The right bite. August 27, 2008Posted by ourfriendben in wit and wisdom.
Tags: eating habits, French Women Don't Get Fat, Marcel Pagnol, weight loss
Silence Dogood here. I just finished reading French Women Don’t Get Fat, the 2005 bestselling entry in the weight-loss wars. (I know I’m behind the trend here, but it was on a dollar sale rack benefiting my local library, and I was curious.) The book basically preaches a commonsense approach to weight loss: Eat as small a portion as you can bear and lead as active a lifestyle as you can manage.

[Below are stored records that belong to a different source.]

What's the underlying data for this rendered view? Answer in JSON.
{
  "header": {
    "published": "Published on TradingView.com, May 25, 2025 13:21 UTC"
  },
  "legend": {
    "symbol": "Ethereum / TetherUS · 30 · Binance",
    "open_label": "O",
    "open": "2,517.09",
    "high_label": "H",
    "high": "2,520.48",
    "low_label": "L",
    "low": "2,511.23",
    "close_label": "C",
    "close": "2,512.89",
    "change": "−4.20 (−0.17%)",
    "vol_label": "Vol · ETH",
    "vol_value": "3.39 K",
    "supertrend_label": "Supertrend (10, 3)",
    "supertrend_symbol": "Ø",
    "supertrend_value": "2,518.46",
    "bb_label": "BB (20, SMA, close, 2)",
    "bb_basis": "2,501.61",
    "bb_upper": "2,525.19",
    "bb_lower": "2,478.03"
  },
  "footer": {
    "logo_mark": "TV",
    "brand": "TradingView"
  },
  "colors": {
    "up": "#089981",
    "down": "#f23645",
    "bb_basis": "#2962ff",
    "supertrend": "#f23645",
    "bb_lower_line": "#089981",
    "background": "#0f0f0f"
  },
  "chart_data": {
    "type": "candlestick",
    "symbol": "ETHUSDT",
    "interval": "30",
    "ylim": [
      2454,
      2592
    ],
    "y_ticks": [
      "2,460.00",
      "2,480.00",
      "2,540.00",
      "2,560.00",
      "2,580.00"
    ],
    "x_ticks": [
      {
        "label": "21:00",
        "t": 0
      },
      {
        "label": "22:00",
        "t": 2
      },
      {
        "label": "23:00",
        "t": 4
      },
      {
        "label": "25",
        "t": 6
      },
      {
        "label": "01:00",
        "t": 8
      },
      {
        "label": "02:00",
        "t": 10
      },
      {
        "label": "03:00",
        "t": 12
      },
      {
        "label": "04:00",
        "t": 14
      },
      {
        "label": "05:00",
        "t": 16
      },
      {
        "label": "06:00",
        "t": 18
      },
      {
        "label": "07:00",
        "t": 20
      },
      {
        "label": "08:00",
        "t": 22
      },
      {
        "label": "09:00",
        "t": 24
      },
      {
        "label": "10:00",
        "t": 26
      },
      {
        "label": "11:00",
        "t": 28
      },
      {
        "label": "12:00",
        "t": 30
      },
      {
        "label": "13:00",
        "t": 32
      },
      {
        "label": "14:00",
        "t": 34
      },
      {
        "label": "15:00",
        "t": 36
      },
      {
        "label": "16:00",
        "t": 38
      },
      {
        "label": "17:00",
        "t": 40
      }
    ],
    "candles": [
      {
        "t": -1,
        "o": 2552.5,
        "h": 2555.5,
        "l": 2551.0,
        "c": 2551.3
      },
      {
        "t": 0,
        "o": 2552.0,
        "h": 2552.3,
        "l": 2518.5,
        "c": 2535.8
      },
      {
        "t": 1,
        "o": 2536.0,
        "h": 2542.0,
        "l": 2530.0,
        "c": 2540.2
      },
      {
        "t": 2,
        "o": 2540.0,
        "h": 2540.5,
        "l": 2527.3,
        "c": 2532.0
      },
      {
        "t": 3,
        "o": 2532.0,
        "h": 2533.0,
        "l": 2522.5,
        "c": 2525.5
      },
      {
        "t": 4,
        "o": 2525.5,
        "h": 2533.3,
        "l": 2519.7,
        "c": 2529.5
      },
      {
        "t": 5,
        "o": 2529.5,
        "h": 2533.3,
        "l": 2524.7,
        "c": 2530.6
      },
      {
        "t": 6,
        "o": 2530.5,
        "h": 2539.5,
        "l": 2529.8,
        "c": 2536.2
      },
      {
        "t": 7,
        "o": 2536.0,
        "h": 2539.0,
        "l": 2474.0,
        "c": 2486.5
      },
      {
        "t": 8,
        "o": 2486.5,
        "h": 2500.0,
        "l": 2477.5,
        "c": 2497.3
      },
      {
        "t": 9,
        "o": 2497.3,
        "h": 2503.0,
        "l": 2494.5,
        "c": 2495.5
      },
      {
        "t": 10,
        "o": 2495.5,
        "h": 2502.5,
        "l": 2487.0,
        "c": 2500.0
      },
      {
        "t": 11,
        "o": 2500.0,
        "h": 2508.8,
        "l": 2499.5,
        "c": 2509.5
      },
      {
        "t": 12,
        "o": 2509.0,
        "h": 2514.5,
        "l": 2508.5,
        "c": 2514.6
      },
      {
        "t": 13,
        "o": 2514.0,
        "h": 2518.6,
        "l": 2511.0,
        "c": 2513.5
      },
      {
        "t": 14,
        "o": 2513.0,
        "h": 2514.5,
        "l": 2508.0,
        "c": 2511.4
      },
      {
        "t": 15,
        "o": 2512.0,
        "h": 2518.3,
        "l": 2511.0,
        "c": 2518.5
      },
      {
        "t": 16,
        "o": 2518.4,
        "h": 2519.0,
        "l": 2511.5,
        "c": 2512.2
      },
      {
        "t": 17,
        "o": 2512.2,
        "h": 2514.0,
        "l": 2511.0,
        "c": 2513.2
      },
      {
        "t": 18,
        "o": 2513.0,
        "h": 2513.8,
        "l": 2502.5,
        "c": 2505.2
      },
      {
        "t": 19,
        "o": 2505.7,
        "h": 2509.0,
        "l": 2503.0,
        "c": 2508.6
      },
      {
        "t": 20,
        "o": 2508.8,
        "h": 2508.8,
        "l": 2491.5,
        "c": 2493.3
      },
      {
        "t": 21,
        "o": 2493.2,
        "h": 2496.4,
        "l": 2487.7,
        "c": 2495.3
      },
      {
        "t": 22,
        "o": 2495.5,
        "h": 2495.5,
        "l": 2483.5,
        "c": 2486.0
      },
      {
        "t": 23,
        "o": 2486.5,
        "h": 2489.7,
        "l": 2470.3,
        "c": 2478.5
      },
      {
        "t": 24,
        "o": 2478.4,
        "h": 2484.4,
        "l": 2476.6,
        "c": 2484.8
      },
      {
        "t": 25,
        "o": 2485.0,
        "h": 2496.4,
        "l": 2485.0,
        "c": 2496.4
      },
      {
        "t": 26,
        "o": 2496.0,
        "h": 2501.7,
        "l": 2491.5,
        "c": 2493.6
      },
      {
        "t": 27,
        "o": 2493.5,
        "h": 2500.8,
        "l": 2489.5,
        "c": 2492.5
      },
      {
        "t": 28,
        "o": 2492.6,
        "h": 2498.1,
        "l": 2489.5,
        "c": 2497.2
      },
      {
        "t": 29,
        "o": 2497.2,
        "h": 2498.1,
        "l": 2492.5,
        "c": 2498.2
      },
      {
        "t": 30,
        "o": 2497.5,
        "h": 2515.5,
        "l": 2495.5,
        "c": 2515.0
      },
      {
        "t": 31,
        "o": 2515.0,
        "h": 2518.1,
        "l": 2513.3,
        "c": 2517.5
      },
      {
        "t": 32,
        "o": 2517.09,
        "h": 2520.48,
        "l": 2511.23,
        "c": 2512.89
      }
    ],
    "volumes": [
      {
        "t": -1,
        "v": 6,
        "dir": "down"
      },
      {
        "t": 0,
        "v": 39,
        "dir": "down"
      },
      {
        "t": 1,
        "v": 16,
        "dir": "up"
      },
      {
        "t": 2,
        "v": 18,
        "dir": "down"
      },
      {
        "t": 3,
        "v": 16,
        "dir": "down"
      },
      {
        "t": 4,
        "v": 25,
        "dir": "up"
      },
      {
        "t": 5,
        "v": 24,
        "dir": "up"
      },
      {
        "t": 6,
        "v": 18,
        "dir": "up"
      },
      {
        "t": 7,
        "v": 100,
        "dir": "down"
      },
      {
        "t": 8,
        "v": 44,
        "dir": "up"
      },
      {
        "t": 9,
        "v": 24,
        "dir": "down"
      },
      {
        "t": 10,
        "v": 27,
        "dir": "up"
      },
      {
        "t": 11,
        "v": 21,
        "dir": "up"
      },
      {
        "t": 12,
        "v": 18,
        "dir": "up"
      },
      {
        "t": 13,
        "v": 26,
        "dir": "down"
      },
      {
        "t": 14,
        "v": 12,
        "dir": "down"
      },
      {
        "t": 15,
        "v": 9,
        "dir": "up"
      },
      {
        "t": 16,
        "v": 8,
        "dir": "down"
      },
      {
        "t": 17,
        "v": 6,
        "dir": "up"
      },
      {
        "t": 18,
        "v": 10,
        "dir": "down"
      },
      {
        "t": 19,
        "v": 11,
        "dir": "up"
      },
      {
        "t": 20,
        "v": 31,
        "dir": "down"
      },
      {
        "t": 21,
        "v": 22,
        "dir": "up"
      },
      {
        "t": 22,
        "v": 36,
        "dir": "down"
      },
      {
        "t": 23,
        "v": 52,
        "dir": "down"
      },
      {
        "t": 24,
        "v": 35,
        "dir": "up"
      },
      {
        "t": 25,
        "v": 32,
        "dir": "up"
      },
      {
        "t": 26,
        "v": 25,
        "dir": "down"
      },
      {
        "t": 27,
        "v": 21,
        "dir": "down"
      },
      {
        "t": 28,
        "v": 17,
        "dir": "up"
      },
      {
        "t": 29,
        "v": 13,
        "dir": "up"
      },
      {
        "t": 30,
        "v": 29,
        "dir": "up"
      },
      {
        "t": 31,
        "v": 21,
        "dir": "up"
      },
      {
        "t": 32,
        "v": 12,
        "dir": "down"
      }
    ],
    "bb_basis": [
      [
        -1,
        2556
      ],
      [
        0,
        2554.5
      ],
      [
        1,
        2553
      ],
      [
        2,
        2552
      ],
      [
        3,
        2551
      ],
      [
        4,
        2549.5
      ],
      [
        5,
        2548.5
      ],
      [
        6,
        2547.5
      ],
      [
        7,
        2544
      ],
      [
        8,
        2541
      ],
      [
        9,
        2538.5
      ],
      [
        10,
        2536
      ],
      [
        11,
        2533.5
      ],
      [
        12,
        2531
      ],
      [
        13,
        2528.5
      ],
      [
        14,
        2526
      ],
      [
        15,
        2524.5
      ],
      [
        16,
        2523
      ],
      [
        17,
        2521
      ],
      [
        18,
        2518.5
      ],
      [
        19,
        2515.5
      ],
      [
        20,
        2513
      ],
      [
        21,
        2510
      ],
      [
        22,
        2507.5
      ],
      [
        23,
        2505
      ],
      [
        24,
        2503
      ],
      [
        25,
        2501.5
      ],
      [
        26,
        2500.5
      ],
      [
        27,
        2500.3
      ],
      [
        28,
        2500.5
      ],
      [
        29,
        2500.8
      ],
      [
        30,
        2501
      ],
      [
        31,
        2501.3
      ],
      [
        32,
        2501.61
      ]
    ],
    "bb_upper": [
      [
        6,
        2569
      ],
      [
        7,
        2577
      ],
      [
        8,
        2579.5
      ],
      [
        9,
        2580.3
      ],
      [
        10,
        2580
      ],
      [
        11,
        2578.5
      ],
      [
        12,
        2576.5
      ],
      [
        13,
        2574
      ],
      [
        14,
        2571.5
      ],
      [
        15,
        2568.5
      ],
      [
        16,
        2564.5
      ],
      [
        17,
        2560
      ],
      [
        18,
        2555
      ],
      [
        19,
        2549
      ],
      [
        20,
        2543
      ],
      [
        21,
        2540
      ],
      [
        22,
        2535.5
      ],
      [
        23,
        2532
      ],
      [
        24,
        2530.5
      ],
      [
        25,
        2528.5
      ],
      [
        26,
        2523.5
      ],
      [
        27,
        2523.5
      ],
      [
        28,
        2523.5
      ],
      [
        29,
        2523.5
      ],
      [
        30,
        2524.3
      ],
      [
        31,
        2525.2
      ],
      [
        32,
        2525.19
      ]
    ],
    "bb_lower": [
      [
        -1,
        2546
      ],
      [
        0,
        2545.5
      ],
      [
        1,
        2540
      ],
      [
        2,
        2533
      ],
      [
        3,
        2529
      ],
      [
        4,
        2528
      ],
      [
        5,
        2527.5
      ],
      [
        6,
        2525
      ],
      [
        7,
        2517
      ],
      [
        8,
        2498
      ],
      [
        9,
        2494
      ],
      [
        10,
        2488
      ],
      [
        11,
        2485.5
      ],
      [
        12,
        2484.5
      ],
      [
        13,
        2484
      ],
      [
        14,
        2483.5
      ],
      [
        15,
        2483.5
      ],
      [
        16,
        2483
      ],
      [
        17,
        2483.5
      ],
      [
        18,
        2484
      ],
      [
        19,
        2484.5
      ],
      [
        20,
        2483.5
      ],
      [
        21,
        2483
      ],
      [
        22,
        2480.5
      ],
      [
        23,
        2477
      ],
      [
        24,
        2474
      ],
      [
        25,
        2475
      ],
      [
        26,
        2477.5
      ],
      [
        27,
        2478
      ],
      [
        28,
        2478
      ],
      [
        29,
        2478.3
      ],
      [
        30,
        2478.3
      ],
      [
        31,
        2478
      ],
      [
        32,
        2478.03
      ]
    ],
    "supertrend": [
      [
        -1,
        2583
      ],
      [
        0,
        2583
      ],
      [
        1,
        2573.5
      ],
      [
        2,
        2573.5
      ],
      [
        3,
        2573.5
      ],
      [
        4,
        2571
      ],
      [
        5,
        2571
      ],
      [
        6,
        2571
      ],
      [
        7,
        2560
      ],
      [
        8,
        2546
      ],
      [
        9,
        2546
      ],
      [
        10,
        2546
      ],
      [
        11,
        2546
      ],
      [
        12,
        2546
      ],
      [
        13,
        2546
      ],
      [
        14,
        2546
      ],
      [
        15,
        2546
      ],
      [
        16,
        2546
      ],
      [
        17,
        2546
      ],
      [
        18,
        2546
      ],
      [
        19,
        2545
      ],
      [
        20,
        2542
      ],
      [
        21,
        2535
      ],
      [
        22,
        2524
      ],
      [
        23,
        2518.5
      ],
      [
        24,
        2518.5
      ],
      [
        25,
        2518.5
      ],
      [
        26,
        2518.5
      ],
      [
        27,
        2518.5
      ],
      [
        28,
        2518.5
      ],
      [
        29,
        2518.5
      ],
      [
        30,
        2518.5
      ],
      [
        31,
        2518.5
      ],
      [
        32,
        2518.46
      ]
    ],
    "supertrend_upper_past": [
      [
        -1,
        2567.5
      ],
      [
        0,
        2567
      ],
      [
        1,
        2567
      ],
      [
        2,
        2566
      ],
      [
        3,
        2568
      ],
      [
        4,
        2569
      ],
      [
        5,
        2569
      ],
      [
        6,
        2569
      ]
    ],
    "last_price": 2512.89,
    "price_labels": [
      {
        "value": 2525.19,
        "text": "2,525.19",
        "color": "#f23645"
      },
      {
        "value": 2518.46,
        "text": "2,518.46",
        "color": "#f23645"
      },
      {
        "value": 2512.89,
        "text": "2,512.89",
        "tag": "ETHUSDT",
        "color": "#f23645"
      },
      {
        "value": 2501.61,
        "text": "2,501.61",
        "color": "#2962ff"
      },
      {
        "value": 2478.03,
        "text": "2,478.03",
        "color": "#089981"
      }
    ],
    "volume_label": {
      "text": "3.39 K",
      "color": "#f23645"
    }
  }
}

Let’s just say I can bear smaller portions of some dishes than others, but it’s hard to argue with that message. However. In one chapter, the author insists that you chew each mouthful of food to pulp before swallowing. This advice always ticks me off, and it was especially outrageous coming from a woman who spent almost the entire rest of the book proclaiming what sensualists French women are.
I, Silence Dogood, am here to tell you that no one can be sensual who chews their cud like a cow. Sensualists want to enjoy food at the perfect temperature, texture, and aroma, and it quickly loses appeal if it’s too warm, too cold, or starting to congeal, get mushy or hard, lose its scent or become overpowering, and so on. I cannot think of anything less sensual than putting a bite of food in your mouth and then sitting there, masticating away, thinking “I need to chew this 100 times before I swallow. 44… 45… oh, wait, I’ve lost track!” Unless, of course, it’s looking at someone else while they’re earnestly chewing their own cud.
There is one thing to say about this sort of eating, and it is “Yuck!!!!” But as a weight-loss tactic, it would work for me: I can’t think of a more effective appetite suppressant. Not only would a single endlessly-chewed bite be enough to kill my appetite, but by the time I’d managed to swallow it, the rest of the meal would be cold, congealed… gross. Might as well just stick a wad of gum on your plate and get it over with.
Lest this post leave you with a bad taste in your mouth (I really did try not to say that, at least for five seconds), let me leave you instead with a truly great and insightful quote from the end of the book: “The great Provencal writer Marcel Pagnol believed that God gave laughter to human beings as consolation for being intelligent.” Better to chew on a thought like that than a single interminable bite, say I.
’Til next time,